edited by Walter M. Imahara and David E. Meltzer
University of Arkansas Press, 2022
eISBN: 978-1-61075-759-1 | Cloth: 978-1-68226-188-0
Library of Congress Classification D769.8.A6J47 2022
Dewey Decimal Classification 940.531776785092

ABOUT THIS BOOK | AUTHOR BIOGRAPHY | TOC | REQUEST ACCESSIBLE FILE
ABOUT THIS BOOK
Not long after the attack on Pearl Harbor that drew the United States into World War II, the federal government rounded up more than a hundred thousand people of Japanese descent—both immigrants and native-born citizens—and began one of the most horrific mass-incarceration events in US history. The program tore apart Asian American communities, extracted families from their homes, and destroyed livelihoods as it forced Japanese Americans to various “relocation centers” around the country. Two of these concentration camps—the Jerome and Rohwer War Relocation Centers—operated in Arkansas.

This book is a collection of brief memoirs written by former internees of Jerome and Rohwer and their close family members. Here dozens of individuals, almost all of whom are now in their eighties or nineties, share their personal accounts as well as photographs and other illustrations related to their life-changing experiences. The collection, likely to be one of the last of its kind, is the only work composed solely of autobiographical remembrances of life in Jerome and Rohwer, and one of the very few that gathers in a single volume the experiences of internees in their own words.

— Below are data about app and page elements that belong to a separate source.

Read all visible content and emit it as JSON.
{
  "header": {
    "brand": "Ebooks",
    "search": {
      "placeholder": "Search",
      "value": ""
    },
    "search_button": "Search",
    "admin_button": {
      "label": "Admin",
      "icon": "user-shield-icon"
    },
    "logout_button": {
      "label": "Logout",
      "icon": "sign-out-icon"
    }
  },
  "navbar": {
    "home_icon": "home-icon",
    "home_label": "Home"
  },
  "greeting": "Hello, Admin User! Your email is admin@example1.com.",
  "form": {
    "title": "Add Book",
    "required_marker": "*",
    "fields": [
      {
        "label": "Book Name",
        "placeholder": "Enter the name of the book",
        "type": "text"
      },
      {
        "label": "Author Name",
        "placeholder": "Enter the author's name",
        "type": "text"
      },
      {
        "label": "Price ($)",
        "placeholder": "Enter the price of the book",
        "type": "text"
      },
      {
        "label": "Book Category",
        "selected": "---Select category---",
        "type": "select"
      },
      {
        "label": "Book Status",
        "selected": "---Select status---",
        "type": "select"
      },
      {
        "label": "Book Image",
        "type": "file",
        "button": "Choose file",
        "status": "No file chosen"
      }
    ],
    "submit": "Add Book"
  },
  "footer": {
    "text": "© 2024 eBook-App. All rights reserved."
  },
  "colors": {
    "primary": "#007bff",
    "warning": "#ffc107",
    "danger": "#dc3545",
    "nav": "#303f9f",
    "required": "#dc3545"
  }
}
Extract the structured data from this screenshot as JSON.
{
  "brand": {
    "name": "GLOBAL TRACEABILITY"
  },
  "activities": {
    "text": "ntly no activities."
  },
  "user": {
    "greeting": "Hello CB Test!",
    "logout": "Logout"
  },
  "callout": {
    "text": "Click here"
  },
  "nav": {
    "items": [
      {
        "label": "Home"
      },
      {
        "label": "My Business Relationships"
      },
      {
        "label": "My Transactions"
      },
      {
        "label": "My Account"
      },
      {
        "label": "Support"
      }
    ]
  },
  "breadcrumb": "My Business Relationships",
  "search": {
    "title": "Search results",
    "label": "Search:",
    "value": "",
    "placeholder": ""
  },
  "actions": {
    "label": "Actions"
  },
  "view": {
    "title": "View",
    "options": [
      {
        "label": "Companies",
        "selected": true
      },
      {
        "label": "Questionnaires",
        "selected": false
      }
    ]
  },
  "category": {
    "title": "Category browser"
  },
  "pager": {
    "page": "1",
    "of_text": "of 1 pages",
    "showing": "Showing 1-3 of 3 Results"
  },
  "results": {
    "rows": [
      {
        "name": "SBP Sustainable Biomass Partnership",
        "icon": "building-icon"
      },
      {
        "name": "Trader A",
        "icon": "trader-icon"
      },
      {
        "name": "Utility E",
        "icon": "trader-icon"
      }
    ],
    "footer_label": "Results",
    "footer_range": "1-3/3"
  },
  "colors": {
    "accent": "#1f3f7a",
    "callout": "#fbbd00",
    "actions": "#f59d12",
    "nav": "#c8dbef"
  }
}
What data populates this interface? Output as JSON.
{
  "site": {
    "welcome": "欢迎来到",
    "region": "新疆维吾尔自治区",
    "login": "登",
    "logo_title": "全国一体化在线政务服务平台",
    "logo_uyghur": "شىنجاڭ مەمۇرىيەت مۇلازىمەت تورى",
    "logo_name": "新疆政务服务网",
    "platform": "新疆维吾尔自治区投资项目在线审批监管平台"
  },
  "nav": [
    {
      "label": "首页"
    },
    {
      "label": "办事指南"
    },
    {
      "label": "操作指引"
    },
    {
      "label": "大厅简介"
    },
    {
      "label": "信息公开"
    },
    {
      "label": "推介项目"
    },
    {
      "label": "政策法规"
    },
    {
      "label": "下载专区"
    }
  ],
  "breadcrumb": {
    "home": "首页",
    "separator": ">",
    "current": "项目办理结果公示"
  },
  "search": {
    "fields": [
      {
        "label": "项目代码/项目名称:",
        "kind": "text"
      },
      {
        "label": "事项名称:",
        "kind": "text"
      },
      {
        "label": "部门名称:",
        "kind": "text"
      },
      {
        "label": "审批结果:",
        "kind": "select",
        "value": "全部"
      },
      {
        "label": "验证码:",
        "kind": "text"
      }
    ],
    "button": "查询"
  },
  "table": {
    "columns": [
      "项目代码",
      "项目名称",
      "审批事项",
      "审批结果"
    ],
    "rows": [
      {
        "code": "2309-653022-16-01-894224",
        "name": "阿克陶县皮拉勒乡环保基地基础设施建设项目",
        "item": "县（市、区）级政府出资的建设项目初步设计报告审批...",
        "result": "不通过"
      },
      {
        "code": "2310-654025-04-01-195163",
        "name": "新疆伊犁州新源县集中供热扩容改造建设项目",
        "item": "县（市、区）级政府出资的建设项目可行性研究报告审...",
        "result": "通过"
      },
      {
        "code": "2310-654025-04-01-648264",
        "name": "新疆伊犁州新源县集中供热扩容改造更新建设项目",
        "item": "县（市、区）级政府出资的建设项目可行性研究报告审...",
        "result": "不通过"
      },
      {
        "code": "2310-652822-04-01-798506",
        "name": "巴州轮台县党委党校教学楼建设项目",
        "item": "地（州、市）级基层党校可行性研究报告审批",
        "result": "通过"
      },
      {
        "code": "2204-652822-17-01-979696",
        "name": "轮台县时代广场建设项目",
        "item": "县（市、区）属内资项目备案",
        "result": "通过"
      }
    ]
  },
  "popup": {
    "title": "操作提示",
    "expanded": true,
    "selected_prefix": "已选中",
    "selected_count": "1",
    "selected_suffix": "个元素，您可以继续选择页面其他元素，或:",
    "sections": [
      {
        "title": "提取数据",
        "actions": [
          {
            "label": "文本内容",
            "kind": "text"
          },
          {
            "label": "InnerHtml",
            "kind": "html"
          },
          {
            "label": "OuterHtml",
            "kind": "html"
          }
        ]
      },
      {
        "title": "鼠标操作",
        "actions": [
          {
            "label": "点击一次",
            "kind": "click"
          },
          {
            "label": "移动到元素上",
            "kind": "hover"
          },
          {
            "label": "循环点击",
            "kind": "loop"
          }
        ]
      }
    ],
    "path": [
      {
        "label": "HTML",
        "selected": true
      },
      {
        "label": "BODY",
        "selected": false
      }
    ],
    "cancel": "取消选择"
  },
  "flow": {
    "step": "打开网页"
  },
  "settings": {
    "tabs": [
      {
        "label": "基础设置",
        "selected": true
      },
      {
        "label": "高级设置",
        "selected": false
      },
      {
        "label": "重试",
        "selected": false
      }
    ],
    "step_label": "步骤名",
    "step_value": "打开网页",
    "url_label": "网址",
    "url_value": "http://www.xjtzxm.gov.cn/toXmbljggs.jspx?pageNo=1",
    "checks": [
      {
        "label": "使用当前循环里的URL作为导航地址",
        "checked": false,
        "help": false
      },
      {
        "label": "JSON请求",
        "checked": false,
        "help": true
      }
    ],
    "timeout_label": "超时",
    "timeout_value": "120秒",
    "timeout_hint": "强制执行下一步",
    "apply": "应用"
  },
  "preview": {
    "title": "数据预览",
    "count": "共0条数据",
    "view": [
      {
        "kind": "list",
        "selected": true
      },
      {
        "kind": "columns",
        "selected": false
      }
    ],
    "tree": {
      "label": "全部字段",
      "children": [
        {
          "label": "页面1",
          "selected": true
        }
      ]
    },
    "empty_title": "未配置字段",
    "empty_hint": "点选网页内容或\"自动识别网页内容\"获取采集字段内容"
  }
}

What emerges is a vivid portrait of lives lived behind barbed wire, where inalienable rights were flouted and American values suspended to bring a misguided sense of security to a race-obsessed nation at war. However, in the barracks and the fields, the mess halls and the makeshift gathering places, values of perseverance, tolerance, and dignity—the gaman the internees shared—gave significance to a transformative experience that changed forever what it means to call oneself an American.
Nearby on shelf for History (General) / Modern history, 1453- / 1789-: